While ACFO applauds the inclusion of the gender-based analysis and the acknowledgement of Canada’s wage gap, it is frustrating to see the government purport to be concerned with reducing this wage gap while still fighting against even hearing ACFO’s own pay equity case.
Following the Special Committee on Pay Equity’s Report, the government announced in October 2016 that it would be tabling pay equity legislation in 2018. At the time, ACFO and others questioned the necessity of such a long wait for legislation to be tabled.
It is worth noting that the Canada Infrastructure Bank, a project that was proposed at approximately the same time as the pay equity report was tabled, is a feature of Budget 2017 with the bank slated to be operational later this year. This clearly demonstrates that the government is capable of moving quickly when it wants to. If pay equity is as big of a priority as the government indicates, it should act accordingly and speed up the new legislation.

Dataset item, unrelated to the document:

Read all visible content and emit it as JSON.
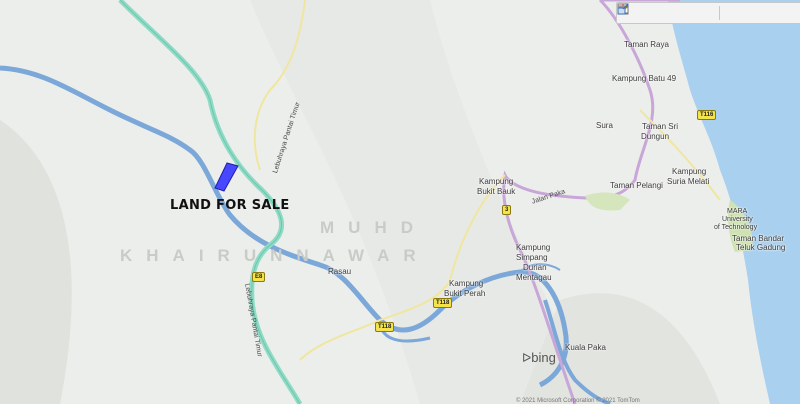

ACFO also encourages the government to honour the spirit of the committee’s report and agree to meet to discuss a faster, more collaborative resolution to our own pay equity case.
One of the best ways to counter the agenda of austerity that has led to the hollowing out of vital public services, including those administered by the FI Community, is to ensure revenues that are owed to the government are actually collected.
While Budget 2017 includes some important measures on this front, the plan falls far short of the report prepared by the Standing Committee on Finance, which contains many recommendations made by ACFO. The government responded favourably to this report earlier this year but several important changes failed to make the cut for the budget.
ACFO welcomes the incremental changes made in Budget 2017, such as an additional $524 million to increase the capacity of the Canada Revenue Agency to go after tax exploitation. It is also encouraging that the government plans to collaborate with provinces and territories to put in place a national strategy on transparency on beneficial ownership –a recommendation ACFO has championed. But it’s vital that the government go further when it releases a paper in the coming months to lay out policy responses to exploitative tax planning practices, as Budget 2017 promises.
Canada has the potential to lead on tax justice on the global stage but more needs to be done to realize that potential.